A train pulling 82 wagons loaded with containers is somewhere between the Chinese manufacturing hub of Yiwu and the Spanish city of Madrid, 6,200 miles down the track.

A weekly index of intermodal spot pricing showed post-peak season weakness and was weighed down by rate erosion on freight moving out of Chicago, where intermodal prices have been consistently strong this year.
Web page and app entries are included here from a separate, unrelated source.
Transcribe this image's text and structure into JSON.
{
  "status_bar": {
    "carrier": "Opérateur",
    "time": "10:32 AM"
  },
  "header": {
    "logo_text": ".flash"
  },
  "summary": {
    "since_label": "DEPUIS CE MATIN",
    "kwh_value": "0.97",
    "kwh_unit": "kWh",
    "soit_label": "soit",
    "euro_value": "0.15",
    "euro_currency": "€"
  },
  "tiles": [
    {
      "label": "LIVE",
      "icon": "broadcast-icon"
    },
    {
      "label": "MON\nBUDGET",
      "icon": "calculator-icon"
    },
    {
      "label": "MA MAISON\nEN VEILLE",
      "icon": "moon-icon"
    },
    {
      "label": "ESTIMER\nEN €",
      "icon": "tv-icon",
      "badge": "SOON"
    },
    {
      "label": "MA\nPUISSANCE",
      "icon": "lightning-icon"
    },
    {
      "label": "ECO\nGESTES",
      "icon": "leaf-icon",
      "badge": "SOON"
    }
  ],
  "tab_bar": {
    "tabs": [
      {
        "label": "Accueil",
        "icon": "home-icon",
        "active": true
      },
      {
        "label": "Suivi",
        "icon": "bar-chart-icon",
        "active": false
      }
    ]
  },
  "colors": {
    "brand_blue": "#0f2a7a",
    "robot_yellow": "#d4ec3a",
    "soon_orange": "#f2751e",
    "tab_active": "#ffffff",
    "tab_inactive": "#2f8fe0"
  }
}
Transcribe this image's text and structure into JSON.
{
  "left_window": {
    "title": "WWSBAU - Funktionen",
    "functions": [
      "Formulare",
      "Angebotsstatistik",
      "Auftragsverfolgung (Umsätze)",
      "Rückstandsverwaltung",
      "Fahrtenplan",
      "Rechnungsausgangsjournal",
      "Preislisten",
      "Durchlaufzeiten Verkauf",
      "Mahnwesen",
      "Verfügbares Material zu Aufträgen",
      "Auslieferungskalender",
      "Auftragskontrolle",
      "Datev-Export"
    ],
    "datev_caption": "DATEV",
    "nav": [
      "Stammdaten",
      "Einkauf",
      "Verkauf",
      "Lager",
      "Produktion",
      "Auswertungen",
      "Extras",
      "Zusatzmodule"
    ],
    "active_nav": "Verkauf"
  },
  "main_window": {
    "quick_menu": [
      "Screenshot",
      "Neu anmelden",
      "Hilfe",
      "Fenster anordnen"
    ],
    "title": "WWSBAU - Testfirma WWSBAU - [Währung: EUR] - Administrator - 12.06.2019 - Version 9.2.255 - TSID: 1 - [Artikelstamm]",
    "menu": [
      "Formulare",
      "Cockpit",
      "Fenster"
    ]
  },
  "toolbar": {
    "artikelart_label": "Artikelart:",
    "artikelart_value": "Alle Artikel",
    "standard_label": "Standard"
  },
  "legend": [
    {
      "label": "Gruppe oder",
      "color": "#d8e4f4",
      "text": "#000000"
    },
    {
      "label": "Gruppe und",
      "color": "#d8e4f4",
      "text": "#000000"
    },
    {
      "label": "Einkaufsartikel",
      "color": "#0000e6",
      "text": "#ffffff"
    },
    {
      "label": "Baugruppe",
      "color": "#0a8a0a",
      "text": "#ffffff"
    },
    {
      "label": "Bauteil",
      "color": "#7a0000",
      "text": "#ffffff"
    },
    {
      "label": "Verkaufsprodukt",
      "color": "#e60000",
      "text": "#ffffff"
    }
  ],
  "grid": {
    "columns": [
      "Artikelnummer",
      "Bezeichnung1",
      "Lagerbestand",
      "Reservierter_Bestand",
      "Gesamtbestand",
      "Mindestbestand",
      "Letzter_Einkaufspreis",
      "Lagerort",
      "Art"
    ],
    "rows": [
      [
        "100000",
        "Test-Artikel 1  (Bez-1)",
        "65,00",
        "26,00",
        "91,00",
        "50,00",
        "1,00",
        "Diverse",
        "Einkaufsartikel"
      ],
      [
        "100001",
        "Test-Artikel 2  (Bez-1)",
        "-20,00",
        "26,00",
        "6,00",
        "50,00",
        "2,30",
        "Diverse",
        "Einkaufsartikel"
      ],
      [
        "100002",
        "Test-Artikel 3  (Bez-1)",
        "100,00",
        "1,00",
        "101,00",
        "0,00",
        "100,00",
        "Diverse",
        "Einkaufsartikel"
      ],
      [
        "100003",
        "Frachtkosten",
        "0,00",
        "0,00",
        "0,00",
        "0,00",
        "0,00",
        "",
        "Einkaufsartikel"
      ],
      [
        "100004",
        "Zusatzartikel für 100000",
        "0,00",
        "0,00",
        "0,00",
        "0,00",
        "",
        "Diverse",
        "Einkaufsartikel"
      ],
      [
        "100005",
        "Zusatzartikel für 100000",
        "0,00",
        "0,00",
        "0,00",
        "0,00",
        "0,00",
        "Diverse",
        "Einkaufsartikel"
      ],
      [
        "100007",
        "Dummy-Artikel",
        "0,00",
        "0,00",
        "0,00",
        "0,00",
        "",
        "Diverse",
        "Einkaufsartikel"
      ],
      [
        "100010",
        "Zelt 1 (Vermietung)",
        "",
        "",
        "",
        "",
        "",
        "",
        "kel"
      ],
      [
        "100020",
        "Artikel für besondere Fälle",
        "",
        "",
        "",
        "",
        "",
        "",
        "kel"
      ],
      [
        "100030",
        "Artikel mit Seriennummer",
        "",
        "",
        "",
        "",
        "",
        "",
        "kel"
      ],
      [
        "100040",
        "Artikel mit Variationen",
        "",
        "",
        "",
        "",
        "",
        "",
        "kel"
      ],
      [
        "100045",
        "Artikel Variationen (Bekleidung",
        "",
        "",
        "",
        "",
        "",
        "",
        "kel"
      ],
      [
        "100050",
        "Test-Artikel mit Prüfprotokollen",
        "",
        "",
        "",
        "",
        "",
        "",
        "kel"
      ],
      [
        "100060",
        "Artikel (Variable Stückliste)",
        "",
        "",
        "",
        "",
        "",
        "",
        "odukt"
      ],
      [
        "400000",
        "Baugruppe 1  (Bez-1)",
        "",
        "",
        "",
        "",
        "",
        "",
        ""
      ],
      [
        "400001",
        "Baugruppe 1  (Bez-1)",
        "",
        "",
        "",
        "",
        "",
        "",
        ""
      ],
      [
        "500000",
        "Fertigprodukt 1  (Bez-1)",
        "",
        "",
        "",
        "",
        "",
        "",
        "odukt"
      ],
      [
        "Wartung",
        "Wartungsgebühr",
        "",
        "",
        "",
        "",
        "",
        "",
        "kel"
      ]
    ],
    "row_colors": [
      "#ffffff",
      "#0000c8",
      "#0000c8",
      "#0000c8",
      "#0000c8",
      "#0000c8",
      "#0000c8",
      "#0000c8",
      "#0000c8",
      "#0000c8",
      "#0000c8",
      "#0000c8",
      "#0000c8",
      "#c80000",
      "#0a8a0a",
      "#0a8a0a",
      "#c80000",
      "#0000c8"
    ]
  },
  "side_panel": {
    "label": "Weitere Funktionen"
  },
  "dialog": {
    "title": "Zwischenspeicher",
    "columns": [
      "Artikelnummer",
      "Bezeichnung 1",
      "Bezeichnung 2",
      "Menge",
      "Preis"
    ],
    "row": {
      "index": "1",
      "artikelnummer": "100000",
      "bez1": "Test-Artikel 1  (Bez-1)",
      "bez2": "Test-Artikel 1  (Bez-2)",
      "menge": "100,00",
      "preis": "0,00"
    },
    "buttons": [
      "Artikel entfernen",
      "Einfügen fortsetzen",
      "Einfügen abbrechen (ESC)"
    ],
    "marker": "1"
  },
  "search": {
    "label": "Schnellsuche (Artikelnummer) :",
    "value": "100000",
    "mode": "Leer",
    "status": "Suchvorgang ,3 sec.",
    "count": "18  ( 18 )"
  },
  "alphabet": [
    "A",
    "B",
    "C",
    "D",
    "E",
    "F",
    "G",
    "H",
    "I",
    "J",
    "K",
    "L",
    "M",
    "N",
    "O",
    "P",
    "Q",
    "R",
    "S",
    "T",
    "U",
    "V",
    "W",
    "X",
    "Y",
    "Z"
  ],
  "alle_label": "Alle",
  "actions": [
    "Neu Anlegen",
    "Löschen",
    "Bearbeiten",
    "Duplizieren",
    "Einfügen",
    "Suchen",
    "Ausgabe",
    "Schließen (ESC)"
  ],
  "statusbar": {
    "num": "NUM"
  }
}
However pricing support out of the West Coast pointed to the effects of congestion at the Los Angeles-Long Beach ports.

U.S. shippers, especially retailers, are increasingly nervous and frustrated by supply chain delays and higher transport costs linked to West Coast port congestion, and worried about how that congestion will affect the movement of goods to inland distribution points.

BNSF Railway is no longer accepting empty containers headed to Seattle and Tacoma marine terminals at railyards in Chicago; St. Paul, Minnesota, Denver and Omaha.

U.S.-Mexico cross-border trucking and rail volume is poised to increase after Mexican factory export production in October hit a five-year high.

The Port of Houston Authority has selected Lockwood, Andrews & Newnam Inc. to design the first phase of a new rail line to the port’s Bayport terminal.

The value of U.S. trade with Mexico and Canada increased by $7.8 billion in September, exceeding $100 billion for the seventh straight month as manufacturing activity and freight shipping in all three North American Free Trade Agreement partners expanded.

Shippers face another round of woes even after their stalled containers move from congested Los Angeles-Long Beach via intermodal rail to Chicago.

The International Transport Workers' Federation is battling with the Panama Canal Authority, accusing the PCA of trying to shut down a tugboat captains' union in advance of the canal's expansion.

U.S. shippers dependent on congested ports face a tough year ahead, FTR Associates says. But that doesn't mean 2015 will be easy — or cheap — for anyone shipping freight in the U.S.